Act: Consult a physician to rule out any physical problems: high blood pressure, mitral valve prolapse, menopause, hyperthyroidism, low blood sugar, anemia, or a heart condition.

Relabel palpitations as anxiety if physical problems have been ruled out.

Think: “Overheating” is a good aerobic exercise. It is identical to what occurs during heavy exercise.

Relabel changes in body temperature accompanying palpitations as a side effect of an adrenaline rush and increased heart activity.

Act: Have your doctor rule out heart problems, particularly if you have dull pain or pressure in the center of the chest that radiates to the neck, jaw, or left arm.

Relabel pain as “chest wall pain” due to stress once heart disease is ruled out.

Think: Breathing problems due to anxiety are no different from having trouble catching your breath after heavy exercise. It is impossible to stop breathing—just try holding your breath.

Relabel symptoms as the result of tense chest muscles if physical problems aren’t present.

Act: Breath into a paper bag to inhale carbon dioxide if too much oxygen is causing hyperventilation.

Act: See your doctor if symptoms occur at times other than during rapid breathing.

Relabel giddiness and numbness that accompanies troubled breathing as the result of too much oxygen from rapid breathing.

Think: Shaking can be a way to express joy, as the Shakers and other religious groups did.

Act: Unlock knees and let arms hang loosely so they can tremble freely. This allows shaking to pass more quickly.

Act: Slow down to let any faintness pass. Put your head between your knees to return blood to your brain if necessary.

Think: Swallowing is automatic.

Act: Try chewing a cracker without swallowing.

Act: Notice how far your jaw can drop with your mouth closed when you’re not upset.

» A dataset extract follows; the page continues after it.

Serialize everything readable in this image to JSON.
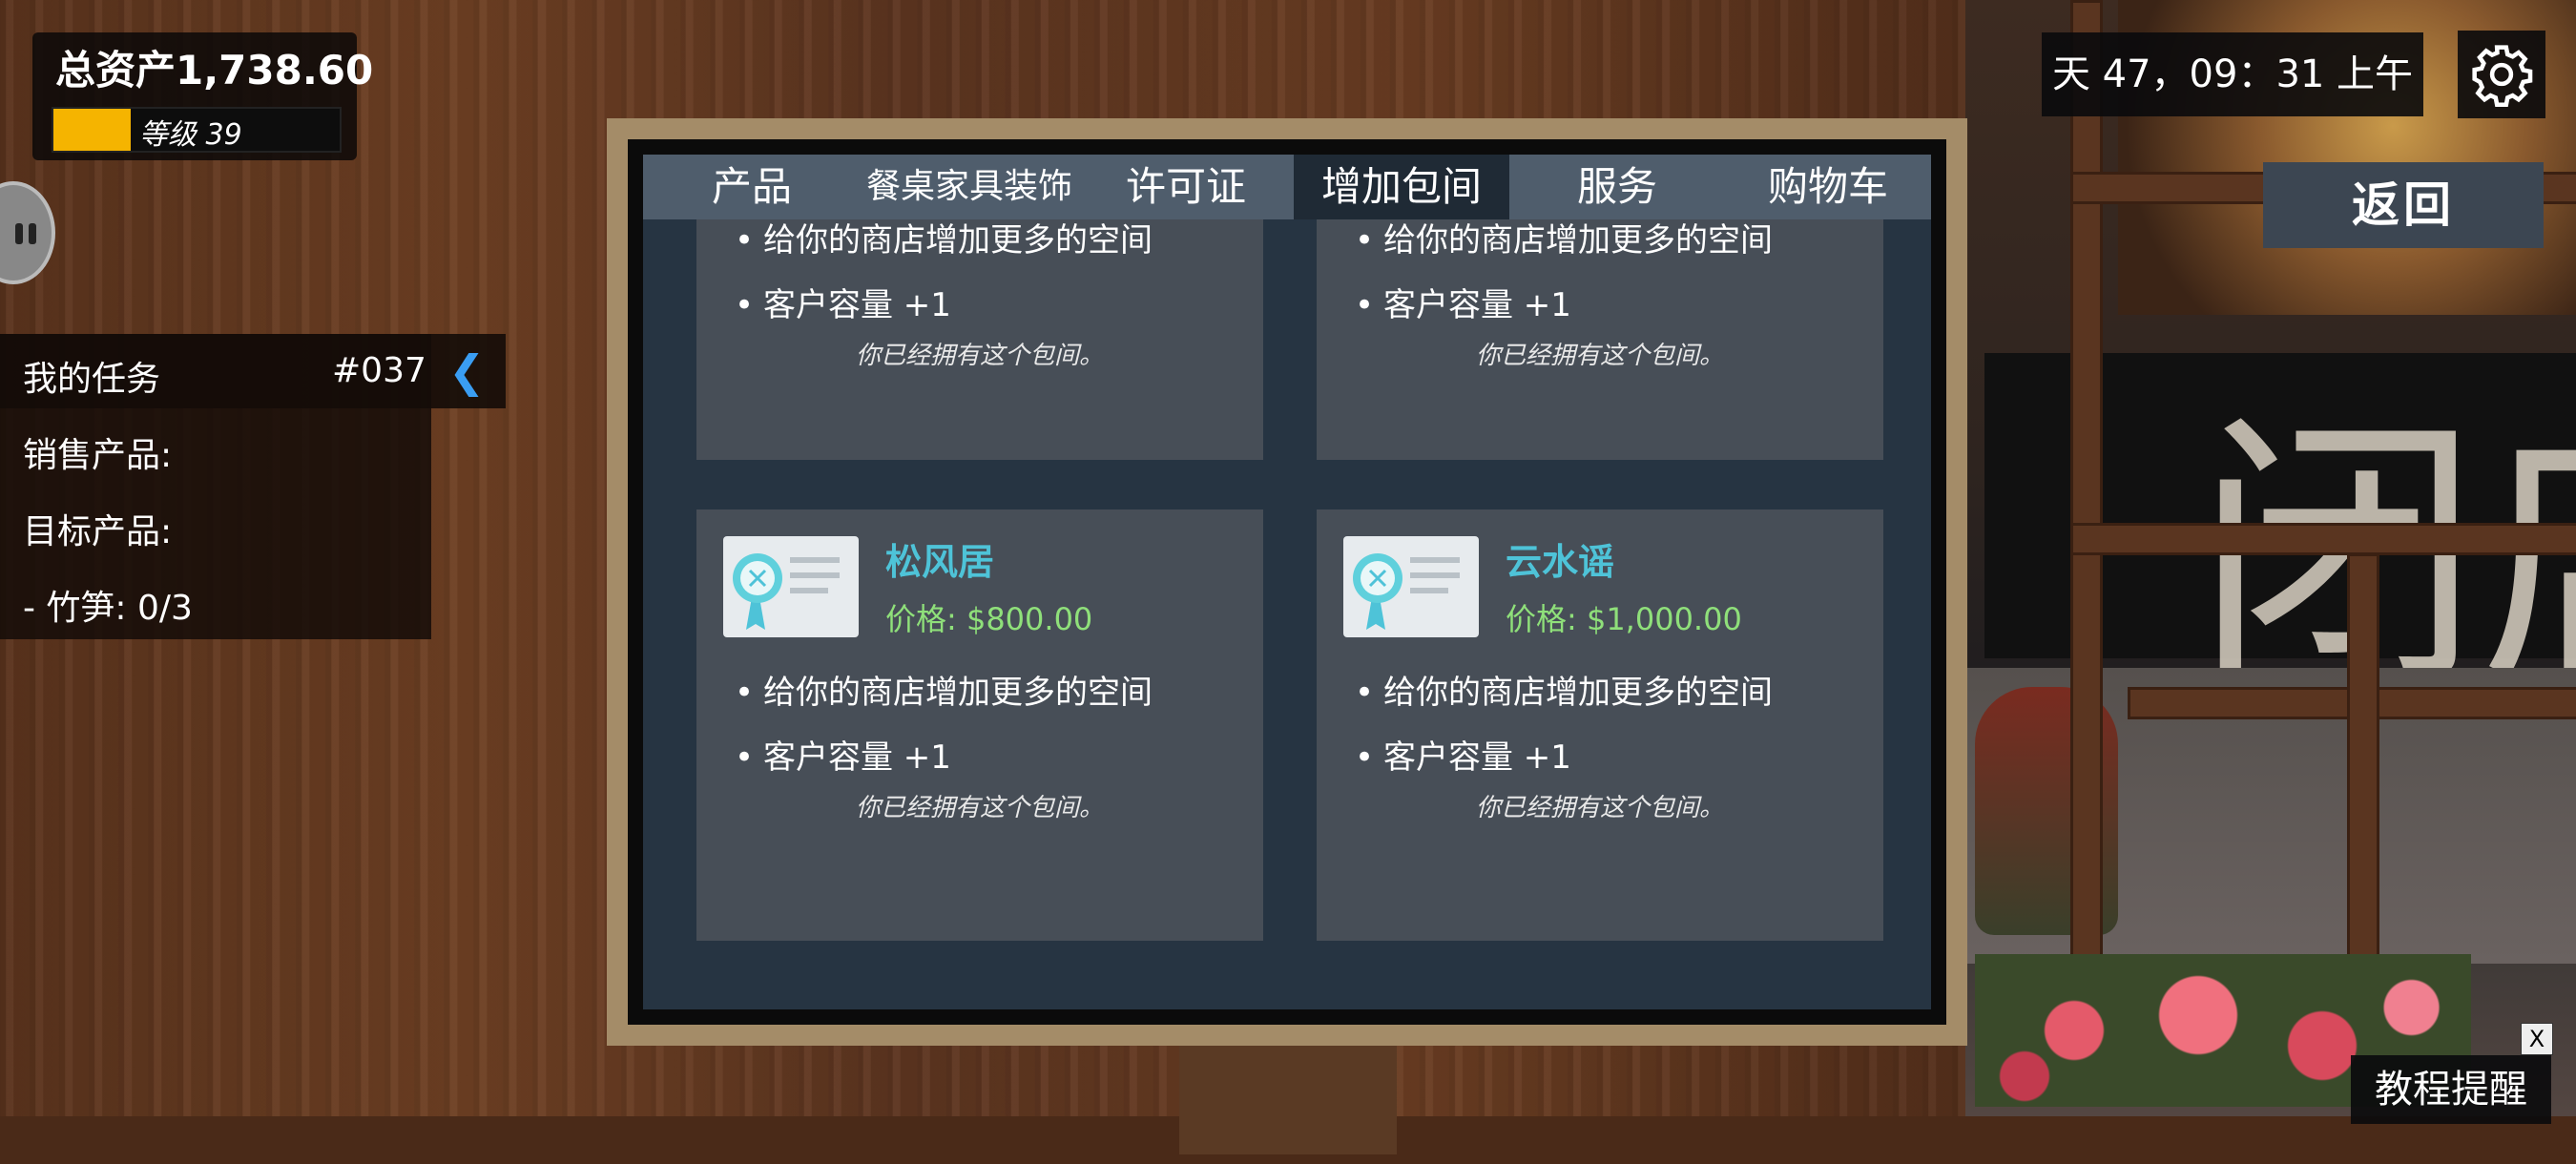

Clenching and letting go of your jaw can help during panic. Give symptoms time to pass. See your doctor for possible inner ear problems.

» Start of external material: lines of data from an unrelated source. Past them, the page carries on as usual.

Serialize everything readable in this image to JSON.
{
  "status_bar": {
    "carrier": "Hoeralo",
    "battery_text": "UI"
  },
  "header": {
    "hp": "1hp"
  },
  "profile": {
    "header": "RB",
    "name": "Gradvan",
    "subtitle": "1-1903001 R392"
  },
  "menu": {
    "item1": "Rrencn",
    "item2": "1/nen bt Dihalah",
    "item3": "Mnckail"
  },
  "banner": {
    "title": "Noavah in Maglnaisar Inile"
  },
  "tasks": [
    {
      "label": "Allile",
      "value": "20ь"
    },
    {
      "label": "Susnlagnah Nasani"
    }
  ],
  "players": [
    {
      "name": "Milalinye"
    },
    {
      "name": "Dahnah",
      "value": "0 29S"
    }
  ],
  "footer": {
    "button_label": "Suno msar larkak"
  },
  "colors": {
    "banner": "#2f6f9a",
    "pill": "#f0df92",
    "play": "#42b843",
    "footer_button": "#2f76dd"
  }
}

Relabel symptoms as inner ear pressure.

Act: Relaxing your jaw may help blurred vision or nausea pass more quickly. Without rushing, you can find a restroom. If you tell yourself it is okay to vomit, nausea often passes.

Relabel symptoms that happen during anxiety as irritation of stomach and eye muscles.


Panic happens when concern over the above symptoms triggers further adrenaline release that causes a desire to flee. It is experienced in the mind rather than in the body. There is a sense of urgency, with thoughts such as, “I have to get to a place of safety” or, “I have to get outside and get some air.” Panic comes in a wave and must pass as adrenaline dissipates throughout the body. What you are feeling is annoying, unsettling, and possibly painful, but it is not harmful! People do not die or “go crazy” from panic. Relabel panic as the fear of fear that inevitably happens before you learn to manage your symptoms.

Subscribe to our newsletter now!